The impressive analogue 70mm IMAX version puts you in there as if you’re escaping death on the way to the beach or in a Spitfire cockpit shooting at/being shot at by the enemy. It has everything you expect from a big screen war movie that small scale drama Churchill lacks. It’s a remarkable insight into the dirty side of being part of a war. The issue is survival: if not everyone can be rescued, who will be? The top brass organising the operation led by Kenneth Branagh must confront this issue to transport the maximum number of men home.
For those who are not familiar the events, the film depicts the Dunkirk evacuation of Allied soldiers from the eponymous beaches and harbour of France, between May 26th and June 4th 1940. It is believed that the extremely risky and unexpectedly successful operation saved the 330,000 British, French, Belgian, and Canadian troops from almost certain death under the surrounding German Army. Hence the “Miracle at Dunkirk” accolade.
As in the best horror films, anyone can die at any time. Not that this is a horror film. English soldiers are gunned down by French friendly fire. Spitfire pilot Tom Hardy’s broken fuel gauge makes him reliant on the pilot in the next plane relaying how much fuel that plane has left. Civilian boat captain Mark Rylance sails into a war zone with no weaponry or means of defence so he can rescue combatants. Shell shocked soldier Cillian Murphy completely loses it and injures someone trying to help him.
Men trapped in a beached boat are fired on from outside the hull by unseen assailants. People are trapped in spaces large or small which water threatens to fill cutting off their air supply. Swimmers covered wholly or partially in oil from crashed aircraft are forced to choose between staying underwater and not breathing and coming up to breathe when an inferno rages above the surface. Life and death situations.
Nolan manages some worrying tilts at British society circa 1940 which resonate today. A young soldier reaches the beach and joins a queue to be told to go elsewhere as this line is reserved exclusively for the Grenadiers. Another soldier who doesn’t speak much is accused by others of being a German spy. And an airman who nearly drowned in action is asked by an embittered evacuee, “where were you when we needed you?” British conformism, value judgments and prejudice are alive and well in the fight for survival. But so too are heroism and being prepared to give one’s life in the fight for a better world. Britain, now as then, is both good and bad.
Dunkirk, however, is consistently good. In fact, it’s likely the most impressive film you’ll see this year. It’s out in the UK on Friday, July 21st. See the analogue 70mm IMAX version at BFI Waterloo London, The Science Museum London or Vue Printworks Manchester if you can.
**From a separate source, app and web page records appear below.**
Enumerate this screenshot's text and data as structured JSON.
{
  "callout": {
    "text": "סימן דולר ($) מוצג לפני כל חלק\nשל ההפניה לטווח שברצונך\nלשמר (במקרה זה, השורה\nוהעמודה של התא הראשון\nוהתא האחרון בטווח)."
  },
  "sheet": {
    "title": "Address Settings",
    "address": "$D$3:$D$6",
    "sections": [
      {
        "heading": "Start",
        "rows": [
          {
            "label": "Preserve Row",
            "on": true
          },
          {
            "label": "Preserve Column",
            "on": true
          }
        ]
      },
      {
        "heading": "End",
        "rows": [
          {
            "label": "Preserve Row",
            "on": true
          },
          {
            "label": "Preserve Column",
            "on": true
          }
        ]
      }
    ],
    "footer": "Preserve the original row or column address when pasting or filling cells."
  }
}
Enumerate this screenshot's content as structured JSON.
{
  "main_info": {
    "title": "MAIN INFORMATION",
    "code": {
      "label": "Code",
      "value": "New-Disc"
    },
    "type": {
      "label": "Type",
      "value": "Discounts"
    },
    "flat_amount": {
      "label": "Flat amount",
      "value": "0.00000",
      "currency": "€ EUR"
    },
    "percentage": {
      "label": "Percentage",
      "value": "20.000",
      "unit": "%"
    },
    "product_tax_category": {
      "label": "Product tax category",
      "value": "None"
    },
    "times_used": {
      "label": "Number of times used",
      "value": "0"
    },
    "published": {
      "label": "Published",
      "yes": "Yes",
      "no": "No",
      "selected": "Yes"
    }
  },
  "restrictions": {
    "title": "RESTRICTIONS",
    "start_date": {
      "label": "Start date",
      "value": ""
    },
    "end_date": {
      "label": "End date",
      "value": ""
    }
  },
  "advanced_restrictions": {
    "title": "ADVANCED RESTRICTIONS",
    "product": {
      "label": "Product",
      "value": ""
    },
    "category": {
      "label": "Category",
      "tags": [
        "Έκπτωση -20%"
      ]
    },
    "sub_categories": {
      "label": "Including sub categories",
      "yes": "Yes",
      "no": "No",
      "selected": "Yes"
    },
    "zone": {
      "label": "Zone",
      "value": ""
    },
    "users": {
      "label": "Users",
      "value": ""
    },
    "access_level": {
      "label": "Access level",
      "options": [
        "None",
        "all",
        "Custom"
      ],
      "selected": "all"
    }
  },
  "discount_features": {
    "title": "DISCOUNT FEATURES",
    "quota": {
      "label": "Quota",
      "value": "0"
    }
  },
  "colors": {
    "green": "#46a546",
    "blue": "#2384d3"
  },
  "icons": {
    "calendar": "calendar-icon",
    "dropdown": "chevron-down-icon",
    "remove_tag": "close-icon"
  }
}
Watch Dunkirk‘s two IMAX trailers below:
And click here for our review of another British historical film set around the same time, and still out in some UK cinemas.